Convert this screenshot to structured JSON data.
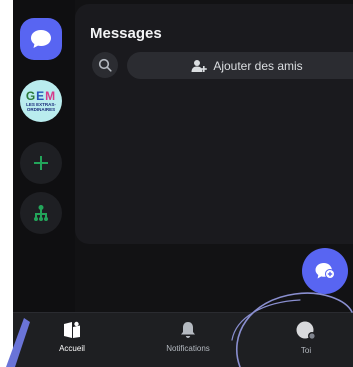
{
  "header": {
    "title": "Messages"
  },
  "search": {
    "icon": "search-icon"
  },
  "add_friends": {
    "label": "Ajouter des amis",
    "icon": "add-user-icon"
  },
  "rail": {
    "servers": [
      {
        "name": "GEM",
        "subtitle": "LES EXTRAS-ORDINAIRES"
      }
    ]
  },
  "bottom_nav": {
    "items": [
      {
        "label": "Accueil",
        "icon": "home-server-icon",
        "active": true
      },
      {
        "label": "Notifications",
        "icon": "bell-icon",
        "active": false
      },
      {
        "label": "Toi",
        "icon": "avatar-icon",
        "active": false
      }
    ]
  },
  "colors": {
    "accent": "#5865f2",
    "background": "#121214",
    "panel": "#1a1a1e",
    "green": "#23a55a"
  }
}
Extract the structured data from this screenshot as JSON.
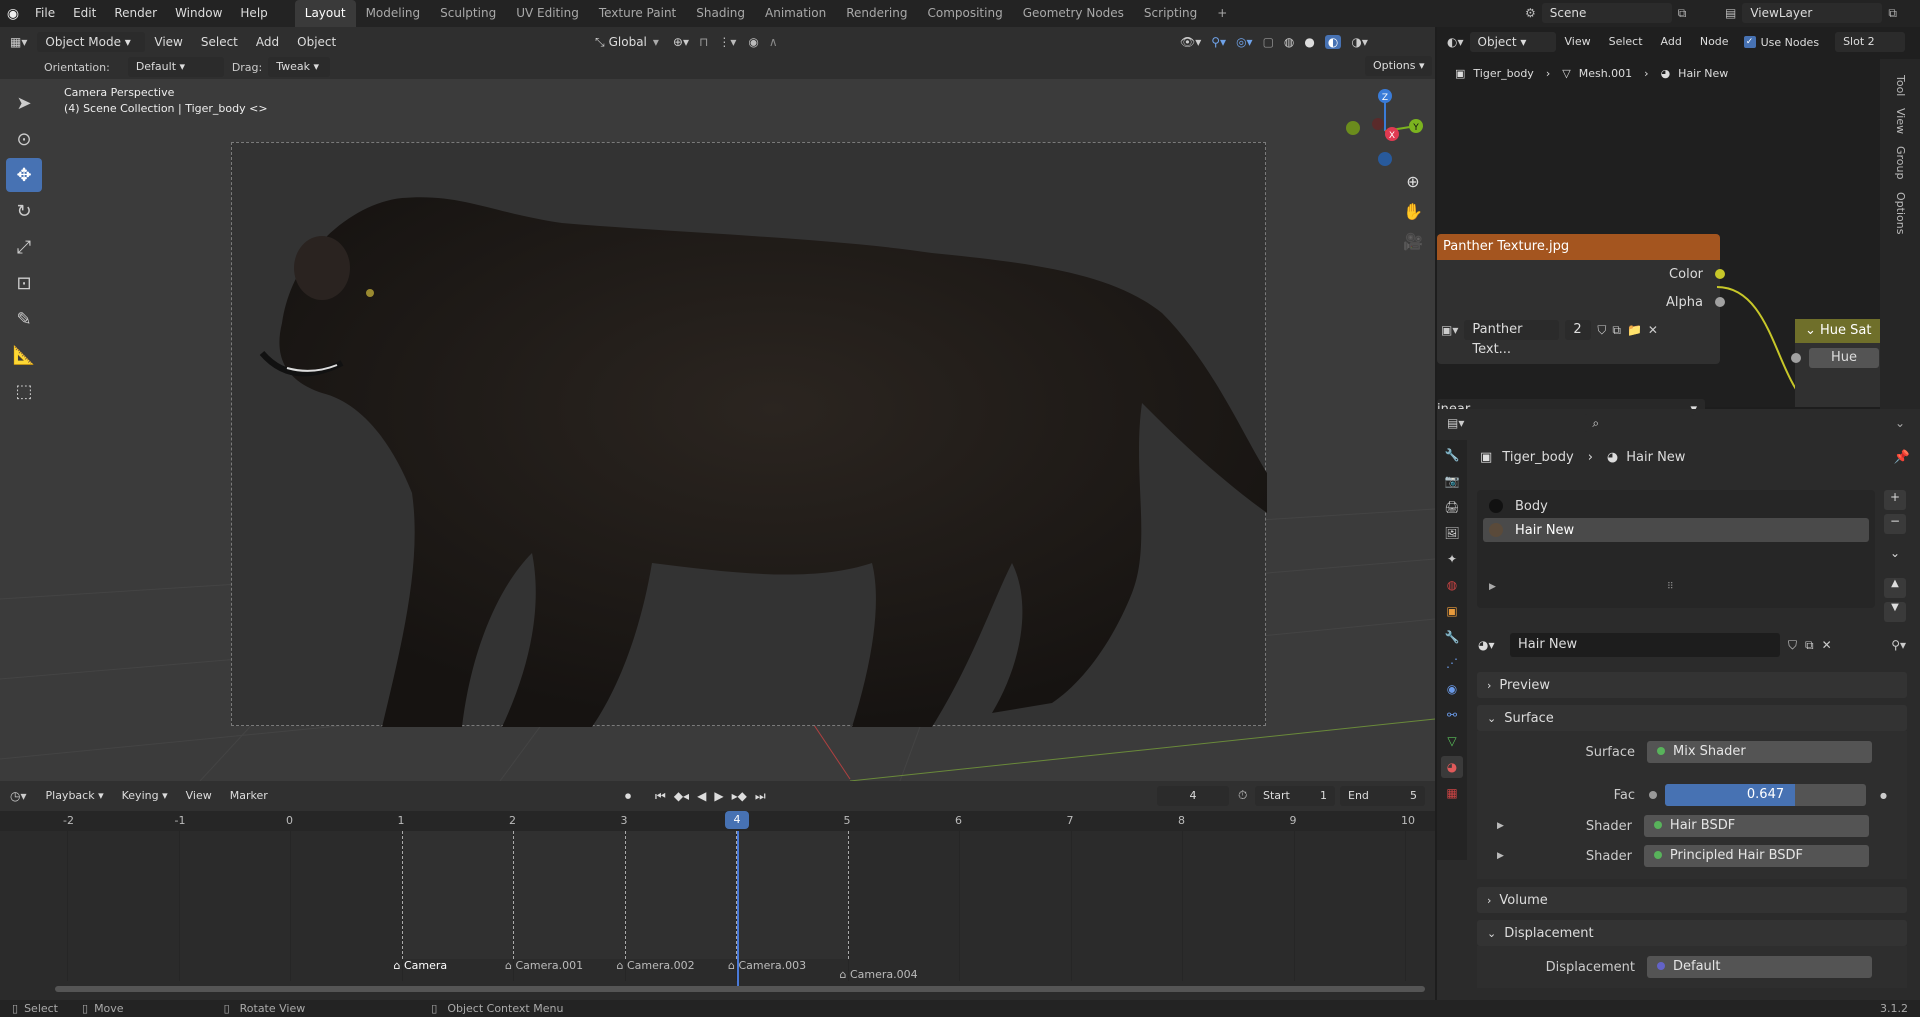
{
  "topbar": {
    "menus": [
      "File",
      "Edit",
      "Render",
      "Window",
      "Help"
    ],
    "workspaces": [
      "Layout",
      "Modeling",
      "Sculpting",
      "UV Editing",
      "Texture Paint",
      "Shading",
      "Animation",
      "Rendering",
      "Compositing",
      "Geometry Nodes",
      "Scripting"
    ],
    "add_tab": "+",
    "scene": "Scene",
    "view_layer": "ViewLayer"
  },
  "viewport_header": {
    "mode": "Object Mode",
    "menus": [
      "View",
      "Select",
      "Add",
      "Object"
    ],
    "transform_orientation": "Global",
    "orientation_label": "Orientation:",
    "orientation_value": "Default",
    "drag_label": "Drag:",
    "drag_value": "Tweak",
    "options": "Options"
  },
  "viewport": {
    "title": "Camera Perspective",
    "subtitle": "(4) Scene Collection | Tiger_body <>",
    "gizmo": {
      "z": "Z",
      "y": "Y",
      "x": "X"
    }
  },
  "timeline": {
    "menus": [
      "Playback",
      "Keying",
      "View",
      "Marker"
    ],
    "current_frame": "4",
    "start_label": "Start",
    "start": "1",
    "end_label": "End",
    "end": "5",
    "ticks": [
      "-2",
      "-1",
      "0",
      "1",
      "2",
      "3",
      "4",
      "5",
      "6",
      "7",
      "8",
      "9",
      "10"
    ],
    "markers": [
      "Camera",
      "Camera.001",
      "Camera.002",
      "Camera.003",
      "Camera.004"
    ]
  },
  "statusbar": {
    "select": "Select",
    "move": "Move",
    "rotate": "Rotate View",
    "context": "Object Context Menu",
    "version": "3.1.2"
  },
  "node_editor": {
    "object_mode": "Object",
    "menus": [
      "View",
      "Select",
      "Add",
      "Node"
    ],
    "use_nodes": "Use Nodes",
    "slot": "Slot 2",
    "breadcrumb": [
      "Tiger_body",
      "Mesh.001",
      "Hair New"
    ],
    "side_tabs": [
      "Tool",
      "View",
      "Group",
      "Options"
    ],
    "texture_node": {
      "title": "Panther Texture.jpg",
      "outputs": [
        "Color",
        "Alpha"
      ],
      "image_name": "Panther Text...",
      "users": "2",
      "interpolation": "inear"
    },
    "hue_node": {
      "title": "Hue Sat",
      "input": "Hue"
    }
  },
  "properties": {
    "search_placeholder": "",
    "breadcrumb": [
      "Tiger_body",
      "Hair New"
    ],
    "material_slots": [
      "Body",
      "Hair New"
    ],
    "material_name": "Hair New",
    "panels": {
      "preview": "Preview",
      "surface": "Surface",
      "volume": "Volume",
      "displacement": "Displacement"
    },
    "surface_rows": [
      {
        "label": "Surface",
        "value": "Mix Shader"
      },
      {
        "label": "Fac",
        "value": "0.647"
      },
      {
        "label": "Shader",
        "value": "Hair BSDF"
      },
      {
        "label": "Shader",
        "value": "Principled Hair BSDF"
      }
    ],
    "fac_fraction": 0.647,
    "displacement_row": {
      "label": "Displacement",
      "value": "Default"
    }
  }
}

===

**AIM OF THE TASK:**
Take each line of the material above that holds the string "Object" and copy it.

**REPLY TO THE EXERCISE:**
    "mode": "Object Mode",
      "Object"
    "context": "Object Context Menu",
    "object_mode": "Object",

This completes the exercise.